Copy every line of the data that contains the string "tools".

= Beginning of Section =

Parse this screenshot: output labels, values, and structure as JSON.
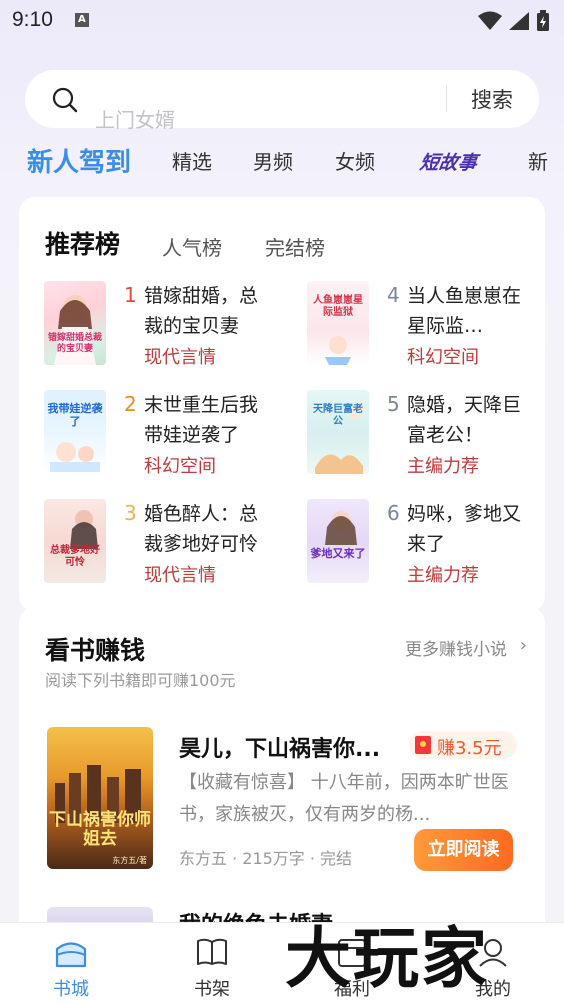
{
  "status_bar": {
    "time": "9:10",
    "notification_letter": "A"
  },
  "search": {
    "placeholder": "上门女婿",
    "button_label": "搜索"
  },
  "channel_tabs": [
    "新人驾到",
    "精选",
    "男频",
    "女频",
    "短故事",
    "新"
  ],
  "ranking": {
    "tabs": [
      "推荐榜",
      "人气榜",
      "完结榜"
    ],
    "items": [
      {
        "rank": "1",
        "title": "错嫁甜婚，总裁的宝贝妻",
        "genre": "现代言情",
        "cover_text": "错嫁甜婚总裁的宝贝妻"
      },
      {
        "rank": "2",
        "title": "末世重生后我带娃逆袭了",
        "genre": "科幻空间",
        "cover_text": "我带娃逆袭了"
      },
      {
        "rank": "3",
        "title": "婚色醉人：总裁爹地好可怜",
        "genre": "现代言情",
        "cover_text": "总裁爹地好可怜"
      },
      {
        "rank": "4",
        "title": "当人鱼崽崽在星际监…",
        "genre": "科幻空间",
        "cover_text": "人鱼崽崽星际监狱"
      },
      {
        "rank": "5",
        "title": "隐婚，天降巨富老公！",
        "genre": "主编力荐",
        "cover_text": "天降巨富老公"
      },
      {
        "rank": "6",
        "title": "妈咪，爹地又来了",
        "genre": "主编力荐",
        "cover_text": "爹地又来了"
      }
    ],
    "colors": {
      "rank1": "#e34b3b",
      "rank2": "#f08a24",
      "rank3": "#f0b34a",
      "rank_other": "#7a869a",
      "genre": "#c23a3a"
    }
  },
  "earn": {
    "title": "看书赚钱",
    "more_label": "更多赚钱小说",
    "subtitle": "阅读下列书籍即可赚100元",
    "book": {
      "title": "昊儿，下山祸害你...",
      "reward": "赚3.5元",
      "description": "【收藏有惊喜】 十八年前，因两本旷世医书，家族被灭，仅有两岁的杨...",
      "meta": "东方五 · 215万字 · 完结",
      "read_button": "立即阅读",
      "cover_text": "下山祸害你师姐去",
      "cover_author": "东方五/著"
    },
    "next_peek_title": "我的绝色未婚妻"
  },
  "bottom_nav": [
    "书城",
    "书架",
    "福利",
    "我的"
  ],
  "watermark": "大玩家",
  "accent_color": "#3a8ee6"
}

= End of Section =
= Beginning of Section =

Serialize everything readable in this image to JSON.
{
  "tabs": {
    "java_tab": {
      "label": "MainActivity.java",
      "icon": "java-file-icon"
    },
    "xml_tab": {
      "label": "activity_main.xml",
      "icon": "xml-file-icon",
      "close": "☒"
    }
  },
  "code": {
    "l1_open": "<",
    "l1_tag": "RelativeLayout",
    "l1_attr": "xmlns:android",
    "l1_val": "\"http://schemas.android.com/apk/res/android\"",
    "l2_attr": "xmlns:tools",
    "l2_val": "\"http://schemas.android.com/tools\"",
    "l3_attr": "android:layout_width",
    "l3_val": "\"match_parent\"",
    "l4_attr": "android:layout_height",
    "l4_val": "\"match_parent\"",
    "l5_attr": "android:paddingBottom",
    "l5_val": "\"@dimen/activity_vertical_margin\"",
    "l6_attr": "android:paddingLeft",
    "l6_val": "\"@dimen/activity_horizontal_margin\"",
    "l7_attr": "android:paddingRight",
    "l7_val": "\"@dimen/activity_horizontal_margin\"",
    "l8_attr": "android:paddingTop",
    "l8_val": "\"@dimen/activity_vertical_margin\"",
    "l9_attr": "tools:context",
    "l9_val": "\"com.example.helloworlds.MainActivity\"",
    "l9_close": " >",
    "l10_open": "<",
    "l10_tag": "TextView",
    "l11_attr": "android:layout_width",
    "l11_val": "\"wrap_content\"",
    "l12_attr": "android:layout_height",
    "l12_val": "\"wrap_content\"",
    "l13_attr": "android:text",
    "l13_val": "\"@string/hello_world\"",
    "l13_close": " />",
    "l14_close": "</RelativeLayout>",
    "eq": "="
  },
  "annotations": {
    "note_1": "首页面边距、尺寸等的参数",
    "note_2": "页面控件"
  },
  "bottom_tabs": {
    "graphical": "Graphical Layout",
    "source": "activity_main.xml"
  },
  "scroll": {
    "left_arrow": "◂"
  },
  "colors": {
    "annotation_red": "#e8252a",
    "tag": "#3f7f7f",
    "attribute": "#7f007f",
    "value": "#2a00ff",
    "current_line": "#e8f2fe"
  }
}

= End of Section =

PROBLEM SOLUTION »
    "l2_attr": "xmlns:tools",
    "l2_val": "\"http://schemas.android.com/tools\"",
    "l9_attr": "tools:context",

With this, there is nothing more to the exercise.